Cabot’s budgets are ordinances which generally require three readings during three different meetings to pass. To get around that technicality and pass ordinan-ces at a single meeting, city councils commonly suspend the rule with a two-thirds majority vote, meaning six members are needed to vote.
Mayor Eddie Joe Williams and the five members present briefly considered adjourning the meeting and reconvening at the nursing home so Teague could supply the sixth vote needed to pass the budget ordinance. But City Clerk Marva Verkler said she believed that since the budget ordinance is not of a permanent nature because it will automatically be rescinded at the end of 2009, it didn’t need to be read three times.
Taylor, who says he always takes a municipal code book with him to meetings because it’s impossible to remember everything, found the law Verkler had referenced and the budget passed with only one reading.
The mayor, who talked to this reporter by phone after the meeting, said he was very pleased that so many of the city’s aldermen were willing to make the effort to get the budget passed before the end of the year.
The $8.4 million budget for 2009 is an increase of $600,000 over 2008. It includes $77,250 for a new fire station, $60,000 for a new fire truck, which will be added to the $60,000 set aside in 2008, and $350,852 to start a city-operated garbage and trash service if bids from the private sector that will be opened Saturday are higher than the mayor thinks the residents should have to pay.
It also includes $350,000 for parks, up $100,000 from the budgeted amount for 2008. Although only $250,000 was budgeted for parks this year, the city council actually approved paying an additional $300,000.
Of that amount, $100,000 was used to help run parks and $200,000 had to be paid to the Internal Revenue Service for the parks department after money for federal income taxes was withheld from employees’ paychecks but not sent to the IRS.
City Attorney Jim Taylor has been working with the IRS to put the matter to rest.

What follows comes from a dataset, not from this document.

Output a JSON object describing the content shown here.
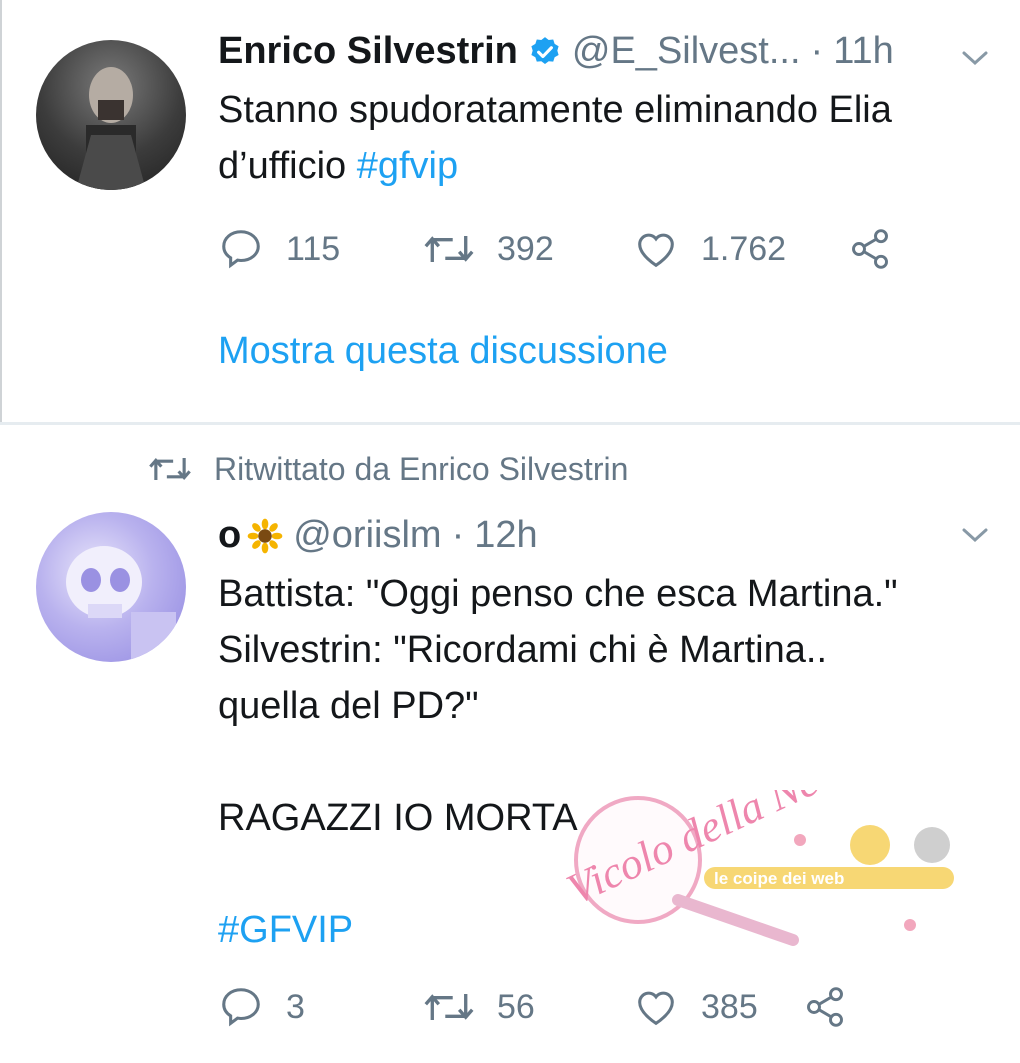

The parks department, which is run by an autonomous commission, is under investigation by the Arkansas State Police.